Kreuzman started the camp three years ago to give kids the contact with nature he longed for when he was growing up I Ohio. His teaching philosophy focuses on developing an awareness of self and surroundings and is largely experience-based.

To develop awareness, campers spend up to an hour a day in their "sit spot," observing how one are changes over time and developing a familiarity with the spot. The instructors ask more questions than they give answers to help kids "know what they already know," and give them skills that they can apply when they return home.

By mid-week, the campers have changed, moving at a slower pace, Kreuzman said.

After the visit to the bear den, he pointed out how quietly they walked up to the campfire, where they made ash cakes for a snack.

Instructor Alex Carney leads the kids through a litany of questions, asking how bread is made, where flour comes from, what else would be used in place of wheat. Then he demonstrates how to shape today's ask cakes - made from cornmeal amaranth, red clover flowers and berries - and set it on the coals to cook. "Why is it called ash cake?" he asked.

"Because it has a lot of ashes," came the chorus of replies.

One the cakes are finished cooking; the campers blow off the ashes, drizzle them in honey and start munching.

"These are definitely better than s'mores," said Karan, 8. "Or a marshmallow!" he added.

Karan said he definitely wanted to return to camp, and Kreuzman and the rest of his staff want kids like him to be able to return throughout the year.
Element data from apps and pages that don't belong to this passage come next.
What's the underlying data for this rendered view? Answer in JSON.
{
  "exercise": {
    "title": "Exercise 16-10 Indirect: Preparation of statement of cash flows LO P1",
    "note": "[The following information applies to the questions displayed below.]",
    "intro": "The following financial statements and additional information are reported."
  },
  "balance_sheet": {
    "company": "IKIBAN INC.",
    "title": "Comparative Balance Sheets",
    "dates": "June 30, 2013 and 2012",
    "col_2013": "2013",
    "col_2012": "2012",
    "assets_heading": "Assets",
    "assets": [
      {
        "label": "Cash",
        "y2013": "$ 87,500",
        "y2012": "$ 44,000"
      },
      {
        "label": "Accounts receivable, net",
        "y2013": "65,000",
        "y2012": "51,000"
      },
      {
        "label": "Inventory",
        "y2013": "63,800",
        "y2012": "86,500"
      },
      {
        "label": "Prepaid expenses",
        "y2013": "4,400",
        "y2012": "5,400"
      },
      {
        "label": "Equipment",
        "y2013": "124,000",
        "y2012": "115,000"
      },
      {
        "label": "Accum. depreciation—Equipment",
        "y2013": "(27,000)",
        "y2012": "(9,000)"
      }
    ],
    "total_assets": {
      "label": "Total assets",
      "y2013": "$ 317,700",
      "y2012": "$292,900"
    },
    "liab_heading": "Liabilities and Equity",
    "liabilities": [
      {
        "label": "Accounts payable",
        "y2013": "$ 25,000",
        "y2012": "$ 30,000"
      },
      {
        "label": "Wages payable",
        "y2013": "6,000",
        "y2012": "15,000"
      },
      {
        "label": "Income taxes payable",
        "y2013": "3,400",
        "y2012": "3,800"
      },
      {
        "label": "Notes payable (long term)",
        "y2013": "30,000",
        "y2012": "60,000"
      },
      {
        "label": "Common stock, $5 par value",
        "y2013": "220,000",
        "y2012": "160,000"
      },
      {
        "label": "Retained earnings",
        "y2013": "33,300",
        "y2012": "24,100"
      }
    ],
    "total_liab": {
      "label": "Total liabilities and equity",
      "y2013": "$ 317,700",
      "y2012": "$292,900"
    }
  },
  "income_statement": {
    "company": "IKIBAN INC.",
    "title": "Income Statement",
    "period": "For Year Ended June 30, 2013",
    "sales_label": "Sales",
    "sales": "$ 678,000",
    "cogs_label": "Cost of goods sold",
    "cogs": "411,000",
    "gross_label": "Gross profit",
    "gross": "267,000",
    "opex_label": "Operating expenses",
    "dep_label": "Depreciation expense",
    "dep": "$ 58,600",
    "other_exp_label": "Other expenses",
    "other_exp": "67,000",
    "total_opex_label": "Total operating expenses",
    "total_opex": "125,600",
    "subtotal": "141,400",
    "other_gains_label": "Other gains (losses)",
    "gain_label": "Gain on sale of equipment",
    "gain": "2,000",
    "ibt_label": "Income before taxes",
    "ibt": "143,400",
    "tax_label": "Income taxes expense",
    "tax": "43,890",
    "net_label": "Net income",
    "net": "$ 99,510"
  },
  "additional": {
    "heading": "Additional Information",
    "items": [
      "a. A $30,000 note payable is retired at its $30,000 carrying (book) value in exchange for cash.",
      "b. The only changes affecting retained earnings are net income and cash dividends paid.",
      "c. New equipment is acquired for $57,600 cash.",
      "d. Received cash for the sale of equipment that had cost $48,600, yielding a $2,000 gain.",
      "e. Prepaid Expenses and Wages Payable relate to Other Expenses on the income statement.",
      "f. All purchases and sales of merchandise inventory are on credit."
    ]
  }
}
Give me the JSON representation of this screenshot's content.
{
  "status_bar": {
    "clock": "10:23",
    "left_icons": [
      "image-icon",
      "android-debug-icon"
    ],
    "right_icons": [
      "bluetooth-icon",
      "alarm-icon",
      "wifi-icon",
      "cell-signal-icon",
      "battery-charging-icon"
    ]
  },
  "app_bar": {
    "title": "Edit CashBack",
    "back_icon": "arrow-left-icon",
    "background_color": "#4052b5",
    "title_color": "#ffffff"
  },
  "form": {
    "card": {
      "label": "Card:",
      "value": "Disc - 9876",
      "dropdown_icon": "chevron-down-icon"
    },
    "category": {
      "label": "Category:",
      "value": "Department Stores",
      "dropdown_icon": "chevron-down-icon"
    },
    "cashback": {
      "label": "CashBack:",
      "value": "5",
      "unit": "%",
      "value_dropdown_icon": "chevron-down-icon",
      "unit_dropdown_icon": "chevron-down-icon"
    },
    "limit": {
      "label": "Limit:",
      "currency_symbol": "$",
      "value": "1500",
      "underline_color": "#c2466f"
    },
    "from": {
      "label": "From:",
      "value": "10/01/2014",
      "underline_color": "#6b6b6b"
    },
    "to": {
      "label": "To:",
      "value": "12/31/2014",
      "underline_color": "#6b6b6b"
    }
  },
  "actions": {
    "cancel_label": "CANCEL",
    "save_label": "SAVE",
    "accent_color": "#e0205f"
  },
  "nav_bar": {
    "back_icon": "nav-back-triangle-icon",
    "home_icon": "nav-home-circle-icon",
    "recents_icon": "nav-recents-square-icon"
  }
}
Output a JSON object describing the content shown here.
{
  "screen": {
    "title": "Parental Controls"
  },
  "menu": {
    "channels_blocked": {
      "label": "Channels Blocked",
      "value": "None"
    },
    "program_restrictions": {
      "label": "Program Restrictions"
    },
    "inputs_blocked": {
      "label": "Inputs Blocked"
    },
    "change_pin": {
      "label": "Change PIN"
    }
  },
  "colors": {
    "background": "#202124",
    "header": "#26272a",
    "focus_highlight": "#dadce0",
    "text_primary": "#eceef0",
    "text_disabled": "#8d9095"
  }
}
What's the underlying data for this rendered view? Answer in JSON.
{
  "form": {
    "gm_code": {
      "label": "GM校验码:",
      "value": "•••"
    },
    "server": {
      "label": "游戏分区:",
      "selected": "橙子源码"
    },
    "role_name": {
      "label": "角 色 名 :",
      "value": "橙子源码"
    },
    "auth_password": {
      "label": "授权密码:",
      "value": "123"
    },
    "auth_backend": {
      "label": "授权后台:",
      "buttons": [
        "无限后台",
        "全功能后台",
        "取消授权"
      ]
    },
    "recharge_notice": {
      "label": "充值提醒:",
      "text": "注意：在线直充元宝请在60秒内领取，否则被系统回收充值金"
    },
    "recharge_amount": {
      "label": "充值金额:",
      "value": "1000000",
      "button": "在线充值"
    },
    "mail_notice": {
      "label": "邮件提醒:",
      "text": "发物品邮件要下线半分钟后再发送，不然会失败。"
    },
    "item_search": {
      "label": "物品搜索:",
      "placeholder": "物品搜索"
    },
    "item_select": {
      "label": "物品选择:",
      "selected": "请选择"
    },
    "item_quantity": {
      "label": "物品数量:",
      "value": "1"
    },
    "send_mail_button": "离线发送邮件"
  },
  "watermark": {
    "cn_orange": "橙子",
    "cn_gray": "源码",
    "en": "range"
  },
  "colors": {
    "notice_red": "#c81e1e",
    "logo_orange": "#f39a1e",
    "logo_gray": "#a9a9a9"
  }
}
They are creating a nature curriculum in conjunction with Oregon's state mandated curriculum and host field trips during the school year.

Jennifer Wahpepah, a special education teacher at Ashland High School, took her class in the spring of 2006, and said the lessons her students learned out in the woods helped them back in the classroom.

"Anything that helps with their self esteem or problem solving, overcoming obstacle, taking risks, all apply directly to city life and also in the classroom," she said.